Citizen Kane Orson Welles
Even heady proclamations like "the greatest film ever made" cannot overstate how powerful this picture is. The story of a mercurial newspaper magnate who began his career as an idealistic entrepreneur, raised with a silver spoon in his mouth, who, over the course of his life, breaks down, becoming an egomaniacal tyrant is like an insatiable addiction. Welles's tale of American big business and the cult of personality that arises from unabated success has become as fundamental to cinema as The Odyssey as to classical drama. Every viewing of Citizen Kane brings out something new, fresh and unseen. Roger Ebert's astute audio commentary is a treasure; it's old, from an earlier Warner DVD release, but I remember listening to his notes on the opening sequence. Until Ebert pointed it out, I never noticed the placement of Kane's room lit in the same place in frame through all the montage shots of his estate. Peter Bogdanovich, who knew Welles better than most other living people, contributes equally significant reflections. The layers of complexity and intrigue entwine themselves both inside and outside the work of art.

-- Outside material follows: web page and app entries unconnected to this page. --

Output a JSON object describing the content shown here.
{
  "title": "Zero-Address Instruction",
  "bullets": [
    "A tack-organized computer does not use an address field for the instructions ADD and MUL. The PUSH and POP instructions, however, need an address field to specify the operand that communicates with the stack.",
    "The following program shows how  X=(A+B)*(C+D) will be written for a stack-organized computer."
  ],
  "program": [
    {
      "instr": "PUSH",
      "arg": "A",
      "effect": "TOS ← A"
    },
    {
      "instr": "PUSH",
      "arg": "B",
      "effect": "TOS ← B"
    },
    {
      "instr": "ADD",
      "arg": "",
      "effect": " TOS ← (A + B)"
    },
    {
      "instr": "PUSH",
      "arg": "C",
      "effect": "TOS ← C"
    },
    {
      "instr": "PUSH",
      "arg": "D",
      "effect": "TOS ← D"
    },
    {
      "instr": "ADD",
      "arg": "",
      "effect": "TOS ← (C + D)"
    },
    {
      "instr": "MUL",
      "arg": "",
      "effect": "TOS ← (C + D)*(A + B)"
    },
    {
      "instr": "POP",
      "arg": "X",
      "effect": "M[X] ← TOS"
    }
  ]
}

The thematic connections of character and the fallibility of great men ― the analysis of genius ― is fascinating on screen and even more so when connecting the author of the picture, Welles, to his target of attack: newspaper baron William Randolph Hearst. The two personalities ― two sides of the same coin ―converge like a perfect storm of culture, art, politics and the American dream; it's a great socio-political cockfight. The Citizen Kane Blu-Ray would certainly not be complete without monumental artefact "The Battle Over Citizen," PBS's clinical documentary about the career-long effect of Kane on Welles and Hearst over the course of their lives. The doc can rest on its laurels, having been Oscar nominated for Best Documentary in 1995. The magnificent deep focus cinematography, the monumental transitions, the long take scene coverage, the time-compression editing and the structurally innovative narrative plotting are impossible to miss. It's a technical triumph, a stylistic landmark film for sure, but we can't look past some of the emotional moments that have the power to move us even more profoundly. The scene that resonates the most is the sequence that gets Kane to travel with his first wife by car to Susan Alexander's house. The sequence is built up to terrifying levels. We know where it's going to go ― outing Kane's tryst with Alexander ― which, as we know from the "March of Times" sequence, broke up his marriage. But when Jim W. Geddes, Kane's political rival, is revealed to be also in the house, we're shocked into a stunned silence. The conversation in Alexander's bedroom, with Kane, Geddes, Mrs. Kane and Alexander, which ensues is the key turning point. It's a downward trajectory from there, a character arc as grandiose as the rise and fall of Michael Corleone or Lawrence of Arabia. These characters, whether real or not, fascinate us because of what's hidden. Throughout the film, we're purposely kept at a distance from Charles Foster Kane, his hubris and confident arrogance acting like an impenetrable barrier to his inner turmoil. Welles's restraint in keeping this turmoil from us is like a striptease of sorts. This theme is foreshadowed in the "March of Time" opening, where we get the public summary of his life. Ironically, throughout, the private summary of his life is as beguiling and mysterious. This is why the seemingly trite Rosebud MacGuffin used to drive the picture works so well. It feels like a wonky device to tell the story until the last moment, where the Rosebud reveal ceases to be a MacGuffin and becomes an earth shatteringly profound revelation of Kane's deep-rooted agony. In one image we get it; we get it all. Like Susan Alexander's jigsaw puzzle metaphor, it's the piece that opens us up to Kane, however small and slight ― the loss of his mother and childhood. His is a monumental tragedy worthy of the bible. (Warner)